To afford a PV-powered pumping system supplying a low-cost drip system, and make a reasonable livelihood at the same time, smallholder farmers need to irrigate in the dry season, when vegetable prices are two or three times as high as they are during the rainy season, when everybody can grow vegetables. Savvy farmers plant four or five high-value crops because it’s impossible to predict what the market price for any one crop will be, and diversified cropping lowers both plant disease risks and market risks and increases the probability that at least one of the crops will generate a lucrative profit. Field tests in a variety of countries have demonstrated that typical farmers can earn a net income after expenses of $0.45 per square meter, or $4500 from 1 ha (2.5 acre) of diversified high-value cash crops, such as off-season vegetables in local urban markets. So it’s just as important to help farmers optimize their income as it is to lower the cost of pumping and improve the efficiency of conveying and applying water from its source to the crop.
The best way to reach scale is to release market forces, creating opportunities for every participant in the market to earn a reasonable profit. This includes the manufacturers of both the PV-powered pumping systems and the irrigation systems, the dealers who sell them, the technicians who install them, and the farmers who buy them to improve their livelihoods.
The first barrier to profitability is the capital cost of $4,000 for the total system. Even though it can earn attractive returns on investment, the upfront cost is too high for most smallholder farmers. For this reason, an important player in the system needs to be a business that offers solar PV-powered pumping and irrigation systems on a lease basis or on credit, with the lease/credit business also earning an attractive profit.

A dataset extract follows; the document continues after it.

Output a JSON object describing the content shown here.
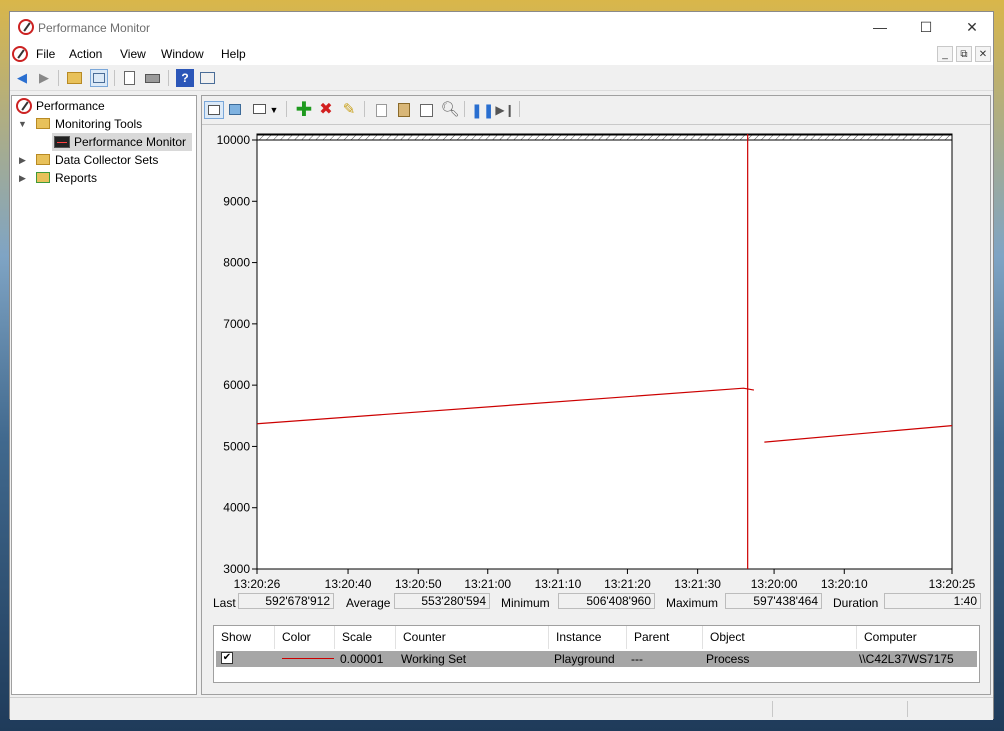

To energize this project and ultimately the market, a holding company called Paul Polak Enterprises has been formed. This company is partnering with volunteer engineers from Ball Aerospace, called the Design Revelation Employee Resource Group, headed by Paul Storaci. Ball Aerospace is providing workshop facilities, and staff engineers and technicians are donating their time and talents as a contribution to this initiative. These guys are good: Ball Aerospace built the instruments on the Hubble Space Telescope. Now they are charged with building the proof-of-concept prototype of the low-cost solar PV-powered pumping system.

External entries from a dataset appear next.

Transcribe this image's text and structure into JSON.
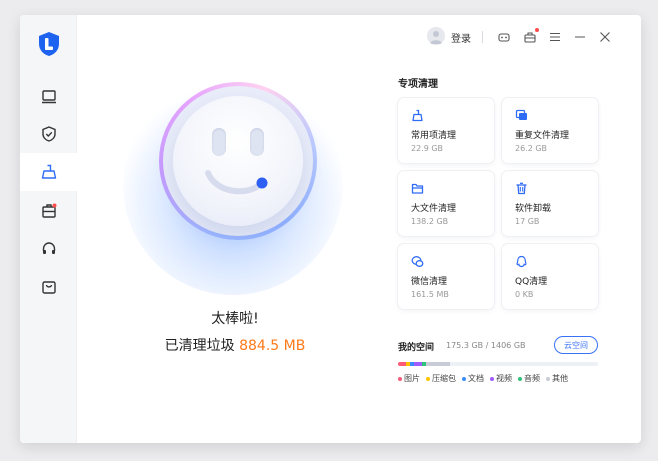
{
  "titlebar": {
    "login_label": "登录",
    "icons": [
      "avatar-icon",
      "robot-icon",
      "gift-icon",
      "menu-icon",
      "minimize-icon",
      "close-icon"
    ]
  },
  "sidebar": {
    "items": [
      {
        "icon": "monitor-icon"
      },
      {
        "icon": "shield-check-icon"
      },
      {
        "icon": "broom-icon",
        "active": true
      },
      {
        "icon": "toolbox-icon"
      },
      {
        "icon": "headset-icon"
      },
      {
        "icon": "bag-icon"
      }
    ]
  },
  "main": {
    "great_text": "太棒啦!",
    "cleaned_prefix": "已清理垃圾 ",
    "cleaned_value": "884.5 MB"
  },
  "special": {
    "title": "专项清理",
    "cards": [
      {
        "label": "常用项清理",
        "size": "22.9 GB",
        "icon": "broom-icon"
      },
      {
        "label": "重复文件清理",
        "size": "26.2 GB",
        "icon": "duplicate-files-icon"
      },
      {
        "label": "大文件清理",
        "size": "138.2 GB",
        "icon": "folder-icon"
      },
      {
        "label": "软件卸载",
        "size": "17 GB",
        "icon": "trash-icon"
      },
      {
        "label": "微信清理",
        "size": "161.5 MB",
        "icon": "wechat-icon"
      },
      {
        "label": "QQ清理",
        "size": "0 KB",
        "icon": "qq-icon"
      }
    ]
  },
  "space": {
    "title": "我的空间",
    "usage": "175.3 GB / 1406 GB",
    "cloud_button": "云空间",
    "segments": [
      {
        "name": "图片",
        "color": "#ff5b7a",
        "fraction": 0.04
      },
      {
        "name": "压缩包",
        "color": "#ffc400",
        "fraction": 0.02
      },
      {
        "name": "文档",
        "color": "#3a8dff",
        "fraction": 0.02
      },
      {
        "name": "视频",
        "color": "#a05cff",
        "fraction": 0.04
      },
      {
        "name": "音频",
        "color": "#2fc27a",
        "fraction": 0.02
      },
      {
        "name": "其他",
        "color": "#c7ccd6",
        "fraction": 0.12
      }
    ],
    "legend": [
      "图片",
      "压缩包",
      "文档",
      "视频",
      "音频",
      "其他"
    ]
  },
  "colors": {
    "accent": "#3a72f6",
    "cleaned_value": "#ff7a1a"
  }
}
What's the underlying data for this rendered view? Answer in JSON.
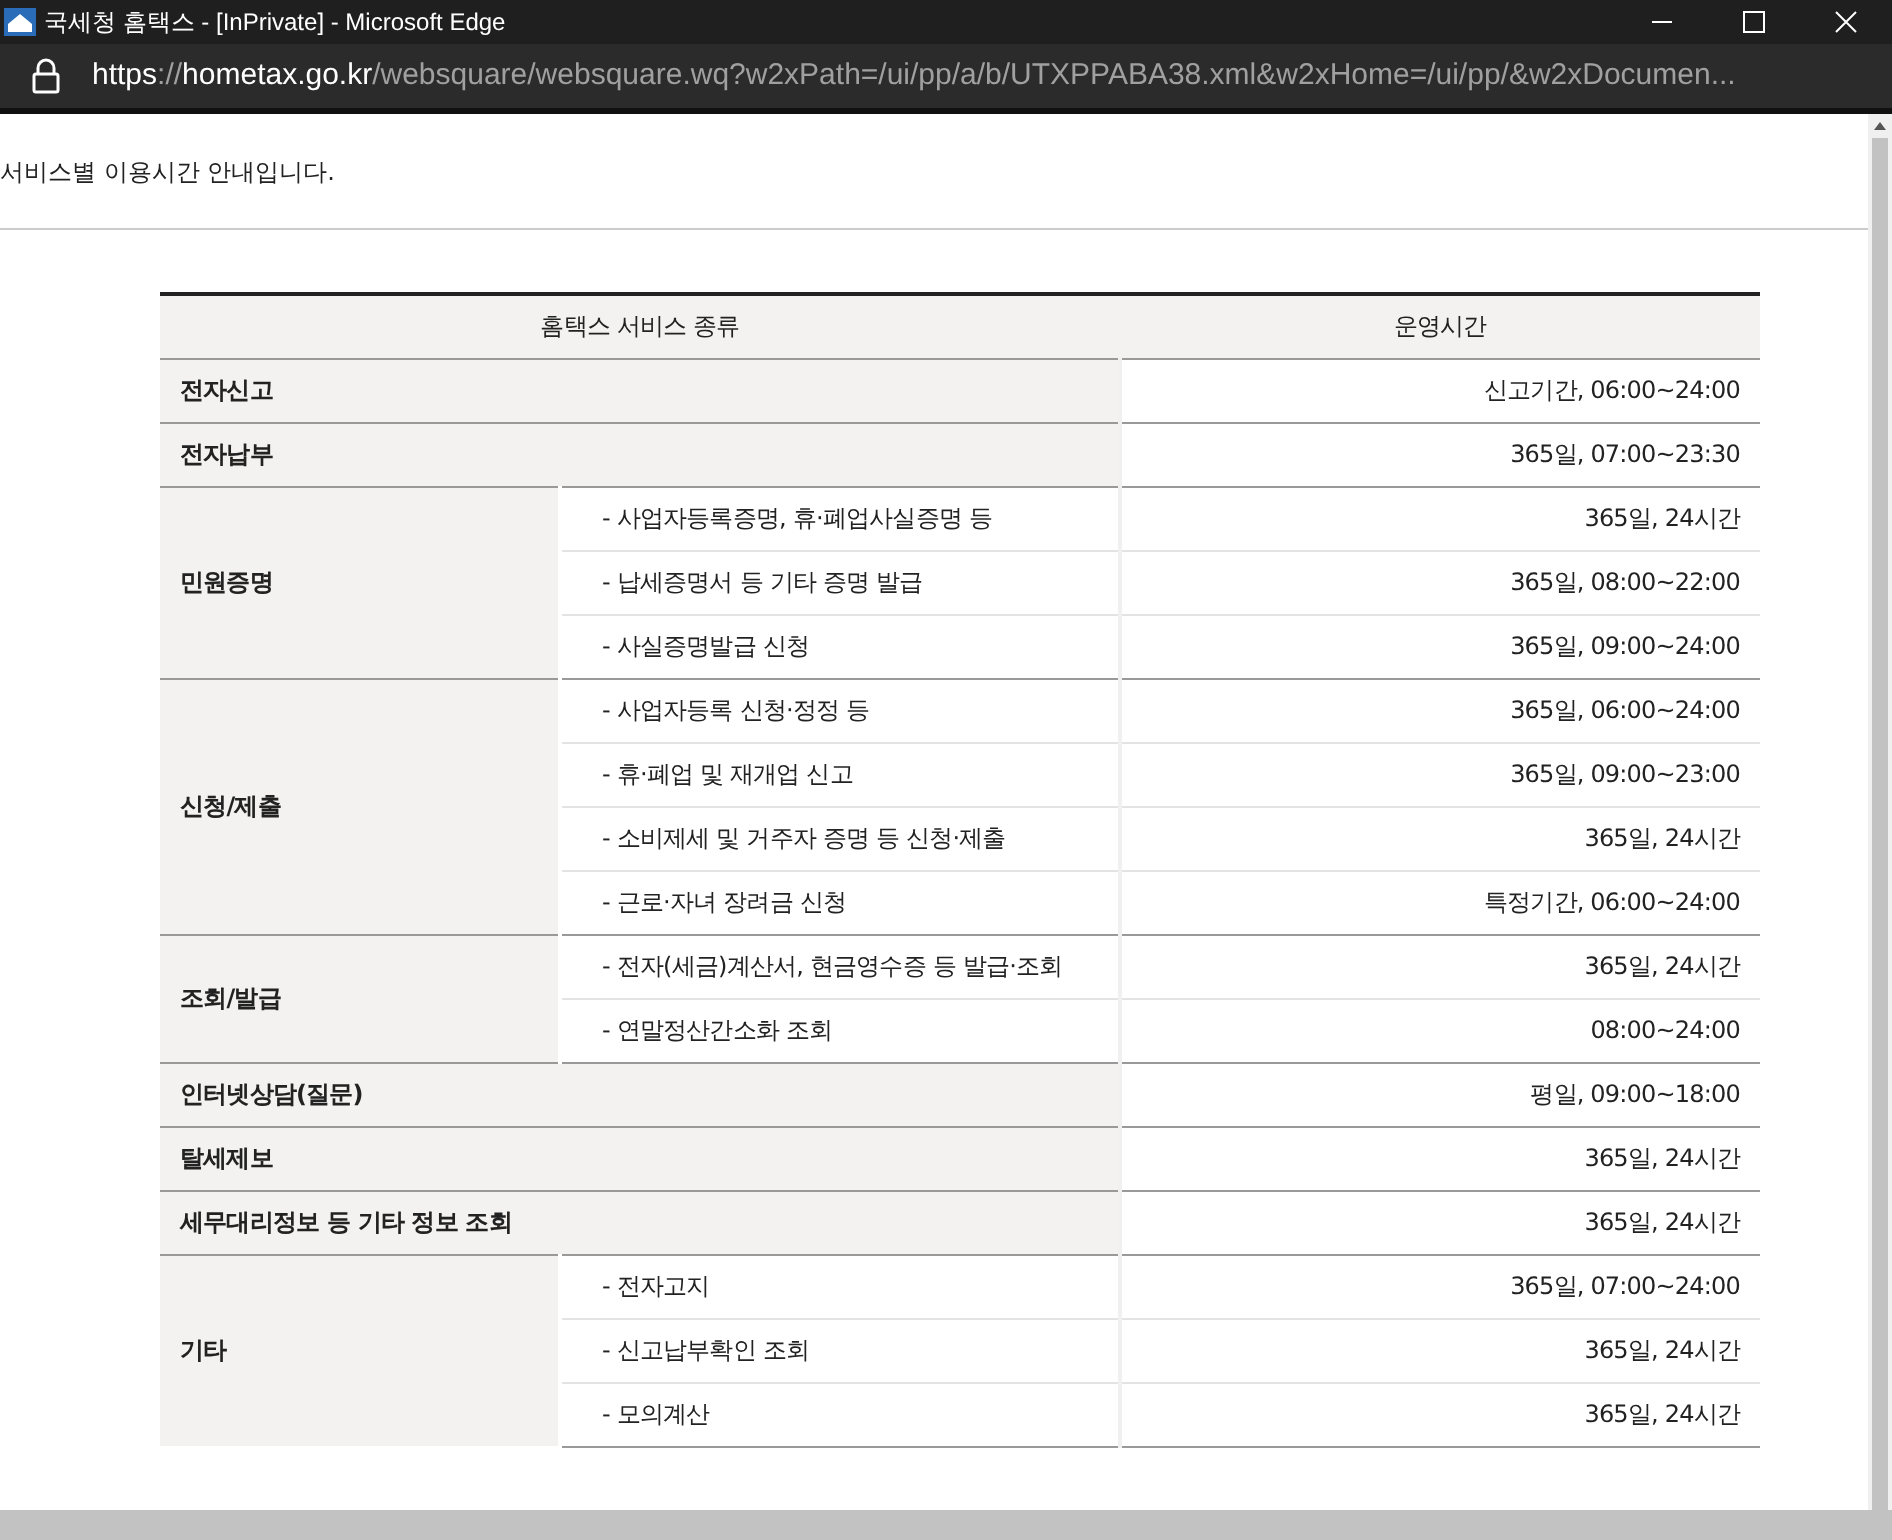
{
  "window": {
    "title": "국세청 홈택스 - [InPrivate] - Microsoft Edge"
  },
  "address_bar": {
    "scheme": "https",
    "separator": "://",
    "host": "hometax.go.kr",
    "path": "/websquare/websquare.wq?w2xPath=/ui/pp/a/b/UTXPPABA38.xml&w2xHome=/ui/pp/&w2xDocumen..."
  },
  "intro": "서비스별 이용시간 안내입니다.",
  "table": {
    "columns": [
      "홈택스 서비스 종류",
      "운영시간"
    ],
    "rows": [
      {
        "kind": "single",
        "service": "전자신고",
        "hours": "신고기간, 06:00~24:00"
      },
      {
        "kind": "single",
        "service": "전자납부",
        "hours": "365일, 07:00~23:30"
      },
      {
        "kind": "group",
        "service": "민원증명",
        "items": [
          {
            "name": "- 사업자등록증명, 휴·폐업사실증명 등",
            "hours": "365일, 24시간"
          },
          {
            "name": "- 납세증명서 등 기타 증명 발급",
            "hours": "365일, 08:00~22:00"
          },
          {
            "name": "- 사실증명발급 신청",
            "hours": "365일, 09:00~24:00"
          }
        ]
      },
      {
        "kind": "group",
        "service": "신청/제출",
        "items": [
          {
            "name": "- 사업자등록 신청·정정 등",
            "hours": "365일, 06:00~24:00"
          },
          {
            "name": "- 휴·폐업 및 재개업 신고",
            "hours": "365일, 09:00~23:00"
          },
          {
            "name": "- 소비제세 및 거주자 증명 등 신청·제출",
            "hours": "365일, 24시간"
          },
          {
            "name": "- 근로·자녀 장려금 신청",
            "hours": "특정기간, 06:00~24:00"
          }
        ]
      },
      {
        "kind": "group",
        "service": "조회/발급",
        "items": [
          {
            "name": "- 전자(세금)계산서, 현금영수증 등 발급·조회",
            "hours": "365일, 24시간"
          },
          {
            "name": "- 연말정산간소화 조회",
            "hours": "08:00~24:00"
          }
        ]
      },
      {
        "kind": "single",
        "service": "인터넷상담(질문)",
        "hours": "평일, 09:00~18:00"
      },
      {
        "kind": "single",
        "service": "탈세제보",
        "hours": "365일, 24시간"
      },
      {
        "kind": "single",
        "service": "세무대리정보 등 기타 정보 조회",
        "hours": "365일, 24시간"
      },
      {
        "kind": "group",
        "service": "기타",
        "items": [
          {
            "name": "- 전자고지",
            "hours": "365일, 07:00~24:00"
          },
          {
            "name": "- 신고납부확인 조회",
            "hours": "365일, 24시간"
          },
          {
            "name": "- 모의계산",
            "hours": "365일, 24시간"
          }
        ]
      }
    ]
  }
}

Meanwhile, two of this feature’s co-authors—Jack Keller and Robert Yoder, world authorities on small-plot irrigation and development—are working on the design and beta testing of the total system, and the pilot commercial rollout in Gujarat, India. In India, we will be working with an Indian subsidiary of Paul Polak Enterprises that will play the local leadership role. From Gujarat, SunWater India will initiate a full-scale rollout of the affordable solar PV-powered pumping and irrigation system in India’s eastern states, where the majority of India’s 19 million diesel pumps are located. After we create a new market for solar PV-powered irrigation in India, our dream is to take it to other countries in Asia and throughout the world.
Each dream starts with a first step, and our first step was to raise $32,000 in an Indiegogo (crowd funding) campaign to fund the completion of the proof-of-concept prototype by the volunteer engineers at Ball Aerospace. That goal has been met. Stay tuned for the rest of the story.
This article originally appeared in the November/December 2013 issue of Resource: Engineering and Technology for a Sustainable World, Vol. 20, No. 6, published by the American Society of Agricultural and Biological Engineers (ASABE) and copyright © 2013 by ASABE.
Jack Keller, P.E., is Professor Emeritus, Department of Civil Engineering Department, Utah State University, and founder of Keller-Bliesner Engineering, LLC, Logan, Colo., USA. Paul Polak is CEO, Paul Polak Enterprises, Denver, Colo., USA. Paul Storaci is Director of Electronics and Software Technologies, Ball Aerospace, Boulder, Colo., USA. Robert Yoder is CEO, Yoder Consulting, Denver, USA.